Problem details
Collect every line in the records below that contains the word "назад".

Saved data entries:

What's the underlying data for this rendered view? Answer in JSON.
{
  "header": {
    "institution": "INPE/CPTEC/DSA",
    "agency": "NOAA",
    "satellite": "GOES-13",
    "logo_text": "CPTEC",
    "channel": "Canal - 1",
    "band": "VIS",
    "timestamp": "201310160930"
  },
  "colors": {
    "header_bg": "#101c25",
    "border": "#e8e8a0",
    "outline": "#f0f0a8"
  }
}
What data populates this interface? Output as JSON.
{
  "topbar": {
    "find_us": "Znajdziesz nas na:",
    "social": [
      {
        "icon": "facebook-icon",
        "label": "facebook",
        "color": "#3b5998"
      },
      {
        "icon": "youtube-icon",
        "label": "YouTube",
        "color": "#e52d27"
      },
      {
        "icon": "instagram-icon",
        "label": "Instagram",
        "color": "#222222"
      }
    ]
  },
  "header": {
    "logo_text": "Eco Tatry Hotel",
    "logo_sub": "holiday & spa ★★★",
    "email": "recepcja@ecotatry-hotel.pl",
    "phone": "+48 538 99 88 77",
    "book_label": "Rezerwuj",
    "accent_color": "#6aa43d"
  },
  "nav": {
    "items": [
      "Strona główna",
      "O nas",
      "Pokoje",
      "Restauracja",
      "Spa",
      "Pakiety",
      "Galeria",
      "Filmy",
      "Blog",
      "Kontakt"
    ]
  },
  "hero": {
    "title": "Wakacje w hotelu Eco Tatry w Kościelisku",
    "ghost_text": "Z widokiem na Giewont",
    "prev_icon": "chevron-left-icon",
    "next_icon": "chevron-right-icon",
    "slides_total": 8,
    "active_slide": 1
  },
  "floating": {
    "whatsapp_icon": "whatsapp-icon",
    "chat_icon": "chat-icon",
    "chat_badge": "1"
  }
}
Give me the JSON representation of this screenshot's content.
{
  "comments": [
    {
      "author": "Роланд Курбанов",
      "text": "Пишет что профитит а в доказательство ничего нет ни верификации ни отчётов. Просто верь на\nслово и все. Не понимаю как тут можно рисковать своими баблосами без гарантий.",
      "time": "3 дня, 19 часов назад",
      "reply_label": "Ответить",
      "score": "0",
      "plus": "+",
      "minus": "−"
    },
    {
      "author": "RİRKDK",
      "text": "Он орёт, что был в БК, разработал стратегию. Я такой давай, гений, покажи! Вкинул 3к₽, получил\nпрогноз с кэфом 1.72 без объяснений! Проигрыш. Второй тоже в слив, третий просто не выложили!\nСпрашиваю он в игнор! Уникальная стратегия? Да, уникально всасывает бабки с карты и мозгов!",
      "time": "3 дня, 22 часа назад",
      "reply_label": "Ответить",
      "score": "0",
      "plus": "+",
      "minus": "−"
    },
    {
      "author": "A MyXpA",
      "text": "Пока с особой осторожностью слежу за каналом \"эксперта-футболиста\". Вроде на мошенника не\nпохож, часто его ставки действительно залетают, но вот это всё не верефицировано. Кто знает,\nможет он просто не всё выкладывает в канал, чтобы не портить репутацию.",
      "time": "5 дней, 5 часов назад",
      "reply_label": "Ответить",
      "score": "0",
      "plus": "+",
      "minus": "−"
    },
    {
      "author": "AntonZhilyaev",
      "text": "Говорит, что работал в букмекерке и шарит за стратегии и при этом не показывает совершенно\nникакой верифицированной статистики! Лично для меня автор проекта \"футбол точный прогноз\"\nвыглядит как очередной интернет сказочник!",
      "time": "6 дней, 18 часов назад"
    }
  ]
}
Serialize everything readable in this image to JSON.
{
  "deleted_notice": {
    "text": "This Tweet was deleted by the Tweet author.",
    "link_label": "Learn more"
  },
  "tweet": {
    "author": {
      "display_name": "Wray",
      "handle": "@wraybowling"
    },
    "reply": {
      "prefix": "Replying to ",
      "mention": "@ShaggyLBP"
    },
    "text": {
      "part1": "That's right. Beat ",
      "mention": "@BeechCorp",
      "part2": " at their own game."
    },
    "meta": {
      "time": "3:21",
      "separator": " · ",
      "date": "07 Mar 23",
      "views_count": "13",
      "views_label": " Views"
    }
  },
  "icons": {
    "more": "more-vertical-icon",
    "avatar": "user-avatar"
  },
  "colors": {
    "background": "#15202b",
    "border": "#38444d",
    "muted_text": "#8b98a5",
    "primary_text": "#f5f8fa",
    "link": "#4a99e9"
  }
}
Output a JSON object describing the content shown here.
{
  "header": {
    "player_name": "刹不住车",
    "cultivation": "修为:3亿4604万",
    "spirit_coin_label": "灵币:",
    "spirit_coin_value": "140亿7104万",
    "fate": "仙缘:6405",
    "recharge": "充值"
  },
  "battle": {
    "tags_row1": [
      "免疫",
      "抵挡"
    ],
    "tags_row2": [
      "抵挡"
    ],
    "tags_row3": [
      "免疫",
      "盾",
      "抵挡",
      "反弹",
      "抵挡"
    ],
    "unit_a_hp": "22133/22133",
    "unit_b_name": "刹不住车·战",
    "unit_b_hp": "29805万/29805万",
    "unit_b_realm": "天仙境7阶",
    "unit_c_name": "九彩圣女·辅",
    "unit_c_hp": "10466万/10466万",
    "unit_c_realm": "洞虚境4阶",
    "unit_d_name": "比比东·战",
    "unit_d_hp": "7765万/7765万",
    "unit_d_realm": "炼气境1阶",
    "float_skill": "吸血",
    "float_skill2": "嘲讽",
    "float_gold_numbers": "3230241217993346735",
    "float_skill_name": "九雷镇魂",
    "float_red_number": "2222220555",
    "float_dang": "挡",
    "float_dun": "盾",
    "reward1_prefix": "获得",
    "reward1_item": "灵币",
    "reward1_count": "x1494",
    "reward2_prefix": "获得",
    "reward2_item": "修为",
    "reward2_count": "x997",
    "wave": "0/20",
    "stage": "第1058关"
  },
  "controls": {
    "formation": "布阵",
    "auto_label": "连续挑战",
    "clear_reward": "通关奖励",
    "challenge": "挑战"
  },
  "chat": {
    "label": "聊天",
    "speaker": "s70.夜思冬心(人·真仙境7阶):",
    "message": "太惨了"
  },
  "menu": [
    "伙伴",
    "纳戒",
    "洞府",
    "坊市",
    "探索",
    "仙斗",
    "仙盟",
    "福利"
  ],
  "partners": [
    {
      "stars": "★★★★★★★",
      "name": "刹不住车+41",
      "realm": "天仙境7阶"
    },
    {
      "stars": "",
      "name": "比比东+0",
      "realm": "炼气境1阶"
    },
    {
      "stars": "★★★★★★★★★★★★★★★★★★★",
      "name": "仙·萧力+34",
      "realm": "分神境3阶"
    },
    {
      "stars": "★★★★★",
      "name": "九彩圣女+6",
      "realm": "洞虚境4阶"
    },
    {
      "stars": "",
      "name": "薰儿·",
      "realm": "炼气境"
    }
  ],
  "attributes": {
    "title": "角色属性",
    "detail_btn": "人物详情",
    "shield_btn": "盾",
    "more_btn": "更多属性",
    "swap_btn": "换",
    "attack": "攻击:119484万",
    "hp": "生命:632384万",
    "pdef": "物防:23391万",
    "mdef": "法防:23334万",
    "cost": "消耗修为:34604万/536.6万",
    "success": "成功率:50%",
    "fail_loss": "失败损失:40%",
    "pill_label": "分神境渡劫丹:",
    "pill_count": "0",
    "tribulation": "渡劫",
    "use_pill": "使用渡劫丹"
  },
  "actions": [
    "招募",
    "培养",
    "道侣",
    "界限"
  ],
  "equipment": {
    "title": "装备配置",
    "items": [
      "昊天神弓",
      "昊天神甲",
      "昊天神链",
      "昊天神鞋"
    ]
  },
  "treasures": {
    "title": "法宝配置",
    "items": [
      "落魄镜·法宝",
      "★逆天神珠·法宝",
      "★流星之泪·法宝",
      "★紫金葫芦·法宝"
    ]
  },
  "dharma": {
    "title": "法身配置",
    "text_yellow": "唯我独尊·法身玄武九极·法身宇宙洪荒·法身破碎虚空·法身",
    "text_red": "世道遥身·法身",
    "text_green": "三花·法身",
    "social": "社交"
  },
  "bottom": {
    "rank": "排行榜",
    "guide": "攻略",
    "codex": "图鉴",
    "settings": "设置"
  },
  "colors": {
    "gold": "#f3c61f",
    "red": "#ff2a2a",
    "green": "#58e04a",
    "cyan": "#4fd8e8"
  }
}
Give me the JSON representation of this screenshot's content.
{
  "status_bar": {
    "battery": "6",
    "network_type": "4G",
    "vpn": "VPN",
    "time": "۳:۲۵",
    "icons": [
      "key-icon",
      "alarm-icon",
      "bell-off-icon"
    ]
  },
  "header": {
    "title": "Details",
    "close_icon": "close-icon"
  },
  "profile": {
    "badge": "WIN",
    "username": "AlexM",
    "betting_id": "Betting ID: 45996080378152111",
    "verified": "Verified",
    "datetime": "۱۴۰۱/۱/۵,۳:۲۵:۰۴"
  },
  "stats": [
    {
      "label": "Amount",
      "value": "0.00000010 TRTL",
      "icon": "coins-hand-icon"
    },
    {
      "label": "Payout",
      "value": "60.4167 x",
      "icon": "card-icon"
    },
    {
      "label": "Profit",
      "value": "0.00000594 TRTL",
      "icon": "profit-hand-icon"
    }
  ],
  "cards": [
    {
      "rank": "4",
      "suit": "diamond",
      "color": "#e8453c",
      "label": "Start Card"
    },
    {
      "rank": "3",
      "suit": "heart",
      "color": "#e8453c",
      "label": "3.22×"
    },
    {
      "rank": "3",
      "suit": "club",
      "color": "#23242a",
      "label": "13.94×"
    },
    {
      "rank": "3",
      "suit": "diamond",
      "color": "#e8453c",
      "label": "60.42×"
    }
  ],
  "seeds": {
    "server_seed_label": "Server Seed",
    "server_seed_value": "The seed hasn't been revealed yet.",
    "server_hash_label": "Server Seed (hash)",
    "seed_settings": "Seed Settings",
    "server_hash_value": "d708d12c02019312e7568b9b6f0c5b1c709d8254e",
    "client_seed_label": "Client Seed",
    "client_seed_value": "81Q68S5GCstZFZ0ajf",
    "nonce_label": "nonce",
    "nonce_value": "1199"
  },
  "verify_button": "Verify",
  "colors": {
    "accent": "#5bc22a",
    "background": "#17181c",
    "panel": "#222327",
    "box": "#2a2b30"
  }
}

Answer for this exercise
      "time": "3 дня, 19 часов назад",
      "time": "3 дня, 22 часа назад",
      "time": "5 дней, 5 часов назад",
      "time": "6 дней, 18 часов назад"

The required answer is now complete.